With management towards new opportunities


In today’s business world the right formula to reach success should be quite simple – a company has to have a vision, a strategy to make it concrete and a good management policy that is applied to it. But in real life, there is a whole world of expertise and know-how hidden behind these terms.

Managers usually agree that a good idea and capable people form a fertile basis for acting. What it follows is a complex process that should end in a result. “Strategy answers three fundamental questions: who are you?, where do you come from? and where are you going to?,” says Carlo Schneider, director of Tailor-Made, a consultancy specialised in preparing strategy plans for clients, implementing strategy through strategic marketing and development of ideas. The company has to identify its strengths, opportunities and weaknesses. In addition, it has to be aware of its values and the assets that people already possess – previous experience, competencies, network of clients and the knowledge of the market are among them. It has to know as well where it is going to, which markets it would like to develop and which products or services it intends to launch.

Although the strategy should be a prerequisite to perform on the market, some companies still do not have it formalised. They could do it by themselves or with an outside consultant, but they do not decide to do so. “Many companies reply that they do not have time to write down the strategy plan. But when the strategy is not formalised, it is difficult to make a follow up,” believes Carlo Schneider. A well thought-through and documented strategy is important, but the main mistake would be not to follow the strategy up, and allow for change along the way, agrees Daniel Schneider, partner of Tenzing Partners SA, whose core business is to support enterprise transmission, acquisition and succession in the context of the cross-border environment. “The process is not static, therefore a constant monitoring and adjustment to the market situation are crucial. It is critical to create a virtuous loop where one can learn from mistakes and readjust company policies,” continues Daniel Schneider.

Fear is a barrier to doing business

Implementation of the strategy is not an easy task. Managers have to take into account many factors and support within the company can be determinant. “The strategy has to be accepted by the whole team in the company and this is why internal communication is very important, states Carlo Schneider. People as human beings fear everything that is new, and this is a very good point to start. Fear can be a big barrier to doing new business or developing new opportunities. I have seen many examples in which the project did not go on because of resistance of people,” he adds. Management has to communicate with the employees to minimise this fear, it has to involve them in the process of developing the strategy. “Although this is a key point for success it is the least followed up by CEOs. Especially in Luxembourg we still believe that the more exclusive knowledge you have, the more powerful you are. This is wrong. You have to involve people and you need to give them the information, which also means that the hierarchy in the company becomes more flat, with more working groups, meetings, internal news releases and other ways of communication,” says Carlo Schneider. If management wants communication to be efficient, it has to start with it as soon as possible and in both directions. It has to be aware that employees have the knowledge that can help the company’s business. If it manages to involve them, it will enhance their motivation.

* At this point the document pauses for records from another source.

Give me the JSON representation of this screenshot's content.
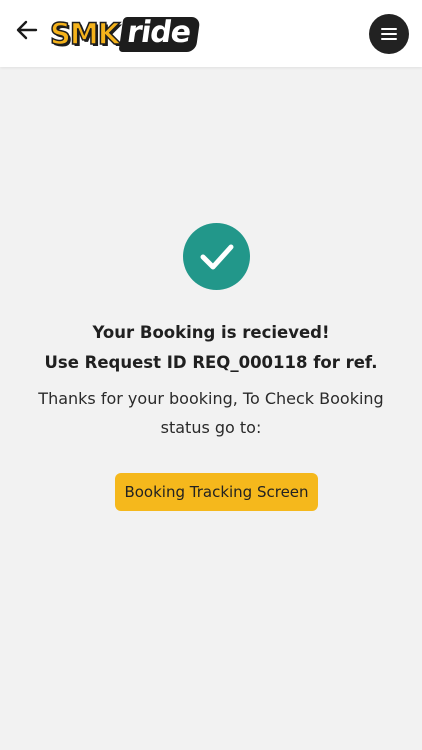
{
  "header": {
    "logo_part1": "SMK",
    "logo_part2": "ride",
    "back_icon": "arrow-left-icon",
    "menu_icon": "hamburger-menu-icon"
  },
  "confirmation": {
    "icon": "checkmark-icon",
    "title": "Your Booking is recieved!",
    "request_line": "Use Request ID REQ_000118 for ref.",
    "description": "Thanks for your booking, To Check Booking status go to:",
    "button_label": "Booking Tracking Screen"
  },
  "colors": {
    "brand_yellow": "#f4b21b",
    "success_teal": "#22978a",
    "button_yellow": "#f5b81c",
    "dark": "#222222"
  }
}
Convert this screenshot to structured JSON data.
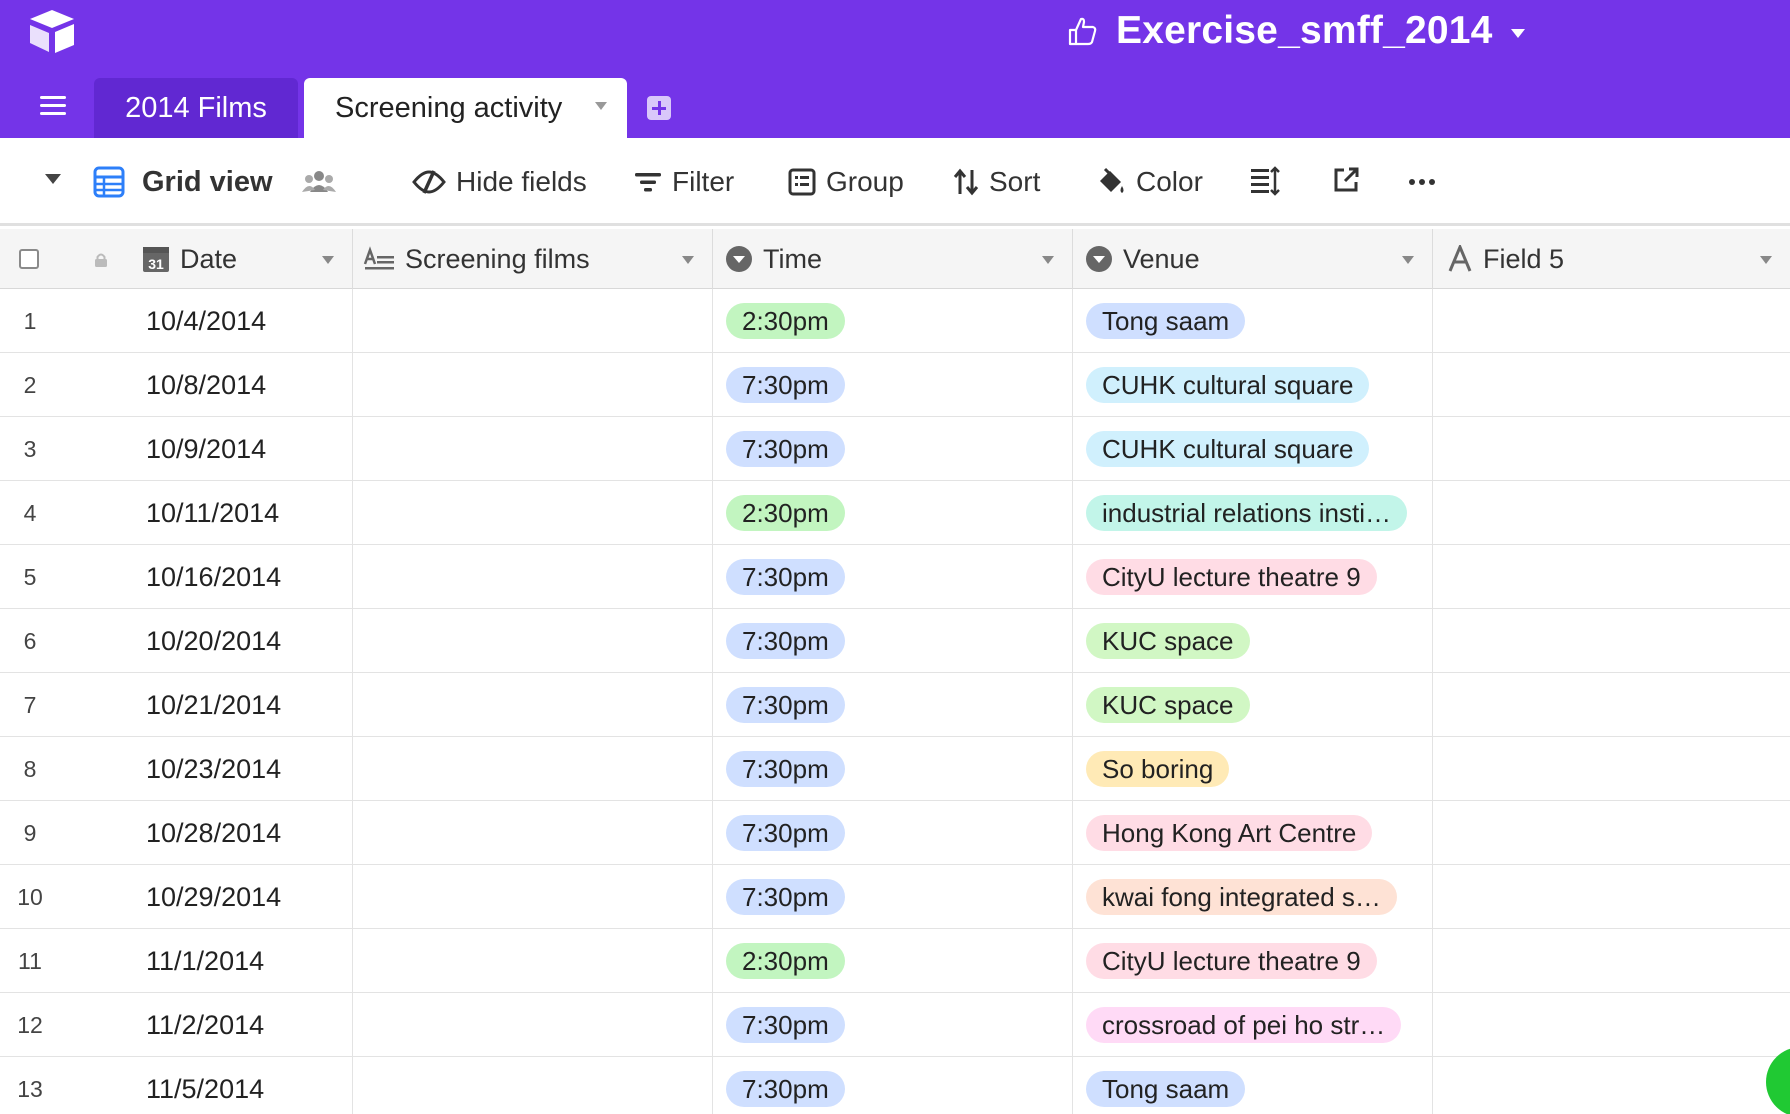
{
  "base": {
    "title": "Exercise_smff_2014"
  },
  "tabs": [
    {
      "label": "2014 Films",
      "active": false
    },
    {
      "label": "Screening activity",
      "active": true
    }
  ],
  "view": {
    "name": "Grid view",
    "toolbar": {
      "hide_fields": "Hide fields",
      "filter": "Filter",
      "group": "Group",
      "sort": "Sort",
      "color": "Color"
    }
  },
  "columns": {
    "date": "Date",
    "films": "Screening films",
    "time": "Time",
    "venue": "Venue",
    "field5": "Field 5"
  },
  "colors": {
    "brand": "#7434e8",
    "tab_inactive": "#6128d2",
    "time_2_30": "#c2f5c0",
    "time_7_30": "#cfdfff",
    "venue_tong_saam": "#cfdfff",
    "venue_cuhk": "#d0f0fd",
    "venue_industrial": "#c2f5e9",
    "venue_cityu": "#ffdce5",
    "venue_kuc": "#d1f7c4",
    "venue_so_boring": "#ffeab6",
    "venue_hkac": "#ffdce5",
    "venue_kwai_fong": "#fee2d5",
    "venue_crossroad": "#ffdaf6"
  },
  "rows": [
    {
      "num": "1",
      "date": "10/4/2014",
      "time": "2:30pm",
      "venue": "Tong saam",
      "time_color": "#c2f5c0",
      "venue_color": "#cfdfff"
    },
    {
      "num": "2",
      "date": "10/8/2014",
      "time": "7:30pm",
      "venue": "CUHK cultural square",
      "time_color": "#cfdfff",
      "venue_color": "#d0f0fd"
    },
    {
      "num": "3",
      "date": "10/9/2014",
      "time": "7:30pm",
      "venue": "CUHK cultural square",
      "time_color": "#cfdfff",
      "venue_color": "#d0f0fd"
    },
    {
      "num": "4",
      "date": "10/11/2014",
      "time": "2:30pm",
      "venue": "industrial relations insti…",
      "time_color": "#c2f5c0",
      "venue_color": "#c2f5e9"
    },
    {
      "num": "5",
      "date": "10/16/2014",
      "time": "7:30pm",
      "venue": "CityU lecture theatre 9",
      "time_color": "#cfdfff",
      "venue_color": "#ffdce5"
    },
    {
      "num": "6",
      "date": "10/20/2014",
      "time": "7:30pm",
      "venue": "KUC space",
      "time_color": "#cfdfff",
      "venue_color": "#d1f7c4"
    },
    {
      "num": "7",
      "date": "10/21/2014",
      "time": "7:30pm",
      "venue": "KUC space",
      "time_color": "#cfdfff",
      "venue_color": "#d1f7c4"
    },
    {
      "num": "8",
      "date": "10/23/2014",
      "time": "7:30pm",
      "venue": "So boring",
      "time_color": "#cfdfff",
      "venue_color": "#ffeab6"
    },
    {
      "num": "9",
      "date": "10/28/2014",
      "time": "7:30pm",
      "venue": "Hong Kong Art Centre",
      "time_color": "#cfdfff",
      "venue_color": "#ffdce5"
    },
    {
      "num": "10",
      "date": "10/29/2014",
      "time": "7:30pm",
      "venue": "kwai fong integrated s…",
      "time_color": "#cfdfff",
      "venue_color": "#fee2d5"
    },
    {
      "num": "11",
      "date": "11/1/2014",
      "time": "2:30pm",
      "venue": "CityU lecture theatre 9",
      "time_color": "#c2f5c0",
      "venue_color": "#ffdce5"
    },
    {
      "num": "12",
      "date": "11/2/2014",
      "time": "7:30pm",
      "venue": "crossroad of pei ho str…",
      "time_color": "#cfdfff",
      "venue_color": "#ffdaf6"
    },
    {
      "num": "13",
      "date": "11/5/2014",
      "time": "7:30pm",
      "venue": "Tong saam",
      "time_color": "#cfdfff",
      "venue_color": "#cfdfff"
    }
  ]
}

Building internal support is not the only challenge that the management has to deal with. Daniel Schneider emphasises that managing any company is a multi-dimensional challenge. “A company has to adapt the product or service offer to the target market. It has to manage resources, as, for example, human resources, finance and infrastructure, in a way to keep performance high. And of course its work depends also on the macroeconomic conditions,” he explains. Companies can decide on different management approaches while facing these challenges, but in general in the last years the transformation into a collaborative and team-based approach can be noticed. “Objectives are important to streamline the process. However, as decisions have to be taken and somebody needs to be responsible for these actions, there is still a requirement for a decision-maker in each company or business line. It seems quite important to mobilise for change, remain forward looking, keep quality high and constantly stream for new opportunities,” states Daniel Schneider.

These opportunities should not be sought only in the internal market but internationally. “If we only look at Luxembourg, we see how small the market really is. We could never use all the steel that we produce, we cannot drink all of our wine and many of our financial services are designed exclusively to be sold abroad,” explains Jean-Claude Knebeler, Director of Foreign Trade at the Ministry of the Economy and Foreign Trade in Luxembourg, which advises entrepreneurs interested in foreign markets. To compete internationally, the company has to be innovative and have an open and flexible management policy. This is why many small and medium-sized firms that want to venture outside the national borders need to change their mindsets.

Managers must learn constantly

“We see many companies that evolve from a family business. They are a very peculiar breed. They are used to a very patriarchal style of management, which can be a good management approach in the initial growth phase of the company’s life. An entrepreneur with strong ideas, who invests his own money, is willing to learn from his own mistakes, provides the driving force to such a company. But when the company grows beyond a certain level, problems often appear,” explains Jean-Claude Knebeler. The entrepreneur that brings his company to a very high level has to be prepared to get supplementary skills and afford a proper and well-qualified management team. “An entrepreneur needs to have a strong character in order to give up control over ‘his baby’. But there is no other possibility. He will need to identify the right moment and he has to do it and step aside,” believes Jean-Claude Knebeler.

Another vulnerable group of companies are those who are just starting their business. According to Gerard Lopez, Managing Partner of Mangrove Capital Partners, which deals with venture capital and whose mission is to help turn visions into realities by providing financing, thoughtful advice, relevant experience and deep industry relationships to their portfolio companies, there are some denominators that are common for the management policies of the start-ups. “There is a silver lining that goes across. The first common point that we expect from our young companies is transparency of the business. The second is connected with incentives. At the beginning the money is used to build the company and not to pay people. Managers have to offer to employees the possibility to become involved in ownership as in this way they can feel part of the company. In this way, people are not only employees that show up at 9am and leave at 5pm, but they want the company to grow,” explains Gerard Lopez.

The third important topic that young companies have to focus on is to build a respectful working environment. Companies are at the beginning small and very often work globally. This is why the interpersonal relationships are very important. “We make sure that our companies have the adequate level of understanding of a cultural basis. Managing diversity, managing cultures is important, sometimes it is a very fine line that we are dealing with, to avoid the issues,” says Gerard Lopez. But above all the companies have to allow their management policies to change. They have to be flexible and adaptable to the context the firms are working in. Without taking into account the market forces and the stage of the company’s development, even the firm with the best business intentions can easily fail.